Vinod Anand | 12 Aug 2011

When, E.M. Forster wrote his 'Two Cheers for Democracy,' he reserved his good three cheers for love ? a beloved Republic as he called it. This is perhaps his own inimitable way of saying that liberalism is not enough.

THIS TAKES us beyond the pale of human relationships which form the staple of his writing. Here is a call, subtle and sensitive, to grasp in concrete form a way of human affirmation shaped by centuries of historical ? and Christian-experience. Here is an ambience that sustains creative insights in an unbroken continuity from Shakespeare down to E.M. Forster himself.

An orthodox or doctrinaire Christian may not be equal to an awareness or an understanding of this history. A purely oriental mind, not at all.An ideal Christian is more of a doer than a thinker. Not so Christianity as a religion. There is as much of the institutionalized credo, mind-boggling scholasticism dogging its steps throughout his tory. But in terms of the individual, the Christian way is the unfolding of a concrete ethical understanding and it is, at all times, a human undertaking. It can not be counted as an accident in history that there is an Albert Schwitzer or a Mother Theresa, and saints of that kind in the 20th century. There were others treading the same path earlier.

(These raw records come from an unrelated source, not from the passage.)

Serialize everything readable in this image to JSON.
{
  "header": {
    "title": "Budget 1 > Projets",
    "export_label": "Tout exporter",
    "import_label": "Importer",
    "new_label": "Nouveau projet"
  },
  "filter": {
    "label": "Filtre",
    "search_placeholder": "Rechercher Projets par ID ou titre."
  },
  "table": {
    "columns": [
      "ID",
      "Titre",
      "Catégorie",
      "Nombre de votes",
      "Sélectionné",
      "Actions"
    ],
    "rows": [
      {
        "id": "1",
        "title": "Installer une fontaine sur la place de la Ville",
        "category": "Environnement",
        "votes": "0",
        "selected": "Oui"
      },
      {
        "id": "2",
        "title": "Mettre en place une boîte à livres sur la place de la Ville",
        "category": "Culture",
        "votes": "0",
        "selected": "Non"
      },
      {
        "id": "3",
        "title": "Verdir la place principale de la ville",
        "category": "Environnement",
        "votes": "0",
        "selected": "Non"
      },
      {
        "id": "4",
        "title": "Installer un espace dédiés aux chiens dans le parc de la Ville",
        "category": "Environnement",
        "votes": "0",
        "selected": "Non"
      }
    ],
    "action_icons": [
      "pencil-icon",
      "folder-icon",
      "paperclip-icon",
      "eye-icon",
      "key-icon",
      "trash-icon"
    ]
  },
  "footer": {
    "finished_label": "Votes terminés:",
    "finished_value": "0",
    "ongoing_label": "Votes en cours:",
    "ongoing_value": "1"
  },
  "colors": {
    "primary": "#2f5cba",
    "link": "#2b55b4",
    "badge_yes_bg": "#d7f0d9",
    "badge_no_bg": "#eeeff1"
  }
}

But still, one wonders what that unfolding will be in an age when the shabby genteel of yore is replaced by the iron-souled bureaucracy, and technology is the new god in the human pantheon Institutionalized religions did worship Power and the Mammon at one time or the other, but there was a creative human essence in this tradition, which survived. In the 20th century, the Christian faith lived enduringly in the parish church, in the faraway corners of the globe rather than in the historic abodes of the great cities. Even in these quieter suburbs of faith, the spirit seems to have been ebbing. The feeling recalls a situation in a poem by Philip Larkin, the English poet, a casual enough scene in a church congregation with a man, may be the poet himself, taking off the cycle clips in a gesture of 'awkward reverence' an attitude all too typical perhaps.

Pity would be no moreIf we did not make somebody Poor.As one reads the lines of William Blake, the irony of humanitarian piety without a living spirituality is realized straightway. But one also realizes that Blake had a kind of intensity not unlike what is found in the New Testament, and his despair is the despair of love, not of disenchantment. It makes sense to say that the songs of innocence and experience are not understandable without the Chrisitian setting.It times of war or adversity bringing in its wake death and distress, men turn to the light that was never on land or sea. The Christian faith is born in adversity and here, suffering, not salvation, is of the essence. The Cross is not only symbolic but it is also suffering in the flesh and death for our own sake. It is significant that the extremity of suffering is undergone by another human being, however exalted his spiritual status may turn out to be.Nearer home; the mind recalls a scene of twenty-five years ago, which gives credence to what millions have held over hundreds of years to be the essence of a living faith.

It was late December in a remote village where men and women dishevelled and stricken with fear, huddled together in a ramshackle house with none but a young anglican doctor to lead them on in a muted prayer. They were the homeless, fleeing across the borders for a largely unknown destination. But the memorable impression was of the group breaking into a song and of the suddenly brightened up faces of men and women in a setting of sunset and the distant river.To return to the theme of E.M. Forster, the heart has always had the stronger reason, and this is where every Christmas should strike a sympathetic chord.